Mslexia is currently running a survey about how women writers feel that their partners help and/or hinder their writing. I imagine I’ll have more thoughts once the results are released, but just taking the survey sparked a couple of things in my brain:
First, it made me head-tilt a bit to see that the default assumption is that a woman writer has a partner. Even the Twitter call-for-answers phrases it as a given, not as an “if”. The questions do, occasionally, give options for single women, but even then, some of them assume that the participant is divorced or widowed, not never-married — and it definitely assumes that the participant has had significant relationships in the past, since the alternate questions then ask about your most recent partner. The phrasing of those questions also tilts towards an assumption that you’ve shared a household with a partner at some point.
If, like me, you’re not only never-married, but have never lived with a partner, then the survey isn’t particularly seeking your opinion. Perhaps there are, or will be, other Mslexia surveys seeking information on how friends and family support and/or damage a woman writer’s career. I certainly think it would be worth looking into. I know my family’s had a much larger impact on my existence and development as a writer than any partner has. Partners come and go, but my family has been a constant in my life for twenty-eight years. I also think it would’ve been easy to add a question for single women, or even for “when you were single”, asking how that helps or hinders. For instance – Does it help that you’re more mistress of your own time? Or do you end up filling the time a partner might take up with other things? Is it better not to feel pressured to share your work with a partner, or do you miss having someone to bounce ideas off of? I think it’s an important aspect that the survey will be missing out on — as a control group against the effects of a relationship on a woman’s writing, if nothing else.

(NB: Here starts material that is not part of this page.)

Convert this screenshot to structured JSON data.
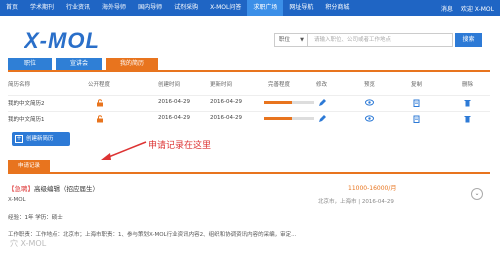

Several of the possible responses also played into some of the worst stereotypes about writers — that they are moody, selfish, unpredictable beasts, tormented by Their Art. I’m hoping those were only included so that the results can show that, no, that’s not what we’re actually like, but… I don’t know. There’s a conversation there, somewhere, about where the ugly stereotypes about women and the ugly stereotypes about writers overlap, and how that affects the world’s view of women writers (and, possibly, what has so often excluded us from enjoying equal recognition and acclaim as our male counterparts).
I was also sort of disappointed, as someone who enjoys these things (and as someone who’s taken a lot of online surveys), that the survey didn’t also take any demographic information. There are a lot of potentially fascinating metrics that the survey will be totally overlooking. I’d be interested to know, for instance, if women of my Millennial generation feel that their partners support or hinder their writing careers in different ways than Gen Xers or Baby Boomers. Do we value different contributions towards our writerly lives than our intellectual mothers and grandmothers? Are our partners more likely to give one kind of support, less likely to give another? I’d also be interested to know if there are racial or socioeconomic disparities in those feelings. Does education level matter? Does it make a difference if the partner works out of the home? If the writer still has a “day job” or not? I can guess at what the answers might be, based on anecdotal evidence, observation, and a general awareness of gender politics, but it’d be nice to have numbers to dig into based on actual writers’ lived experiences.
And the survey does nothing to distinguish between heterosexual monogamous relationships and any other kind. It does consistently use the term “partner” rather than “husband/boyfriend”, which is good, but I think it’d be very interested to see if the satisfaction rates were different between heterosexual or homosexual couples, or if women in same-sex couples value different contributions or experience different detractions from women in het couples. The survey ignores entirely the concept of any other relationship structure besides a committed pair. This is not, really, surprising, since most of the world does, too, but — well, it occurred to me. When I see people in polyamorous bonds write about the benefits of their relationships, many of them talk about how it restructures domestic duties, and that does seem relevant to the survey’s purpose.
So, overall, I’m interested to see the results and what conversations they start, but I feel like there were a lot of missed opportunities here, too.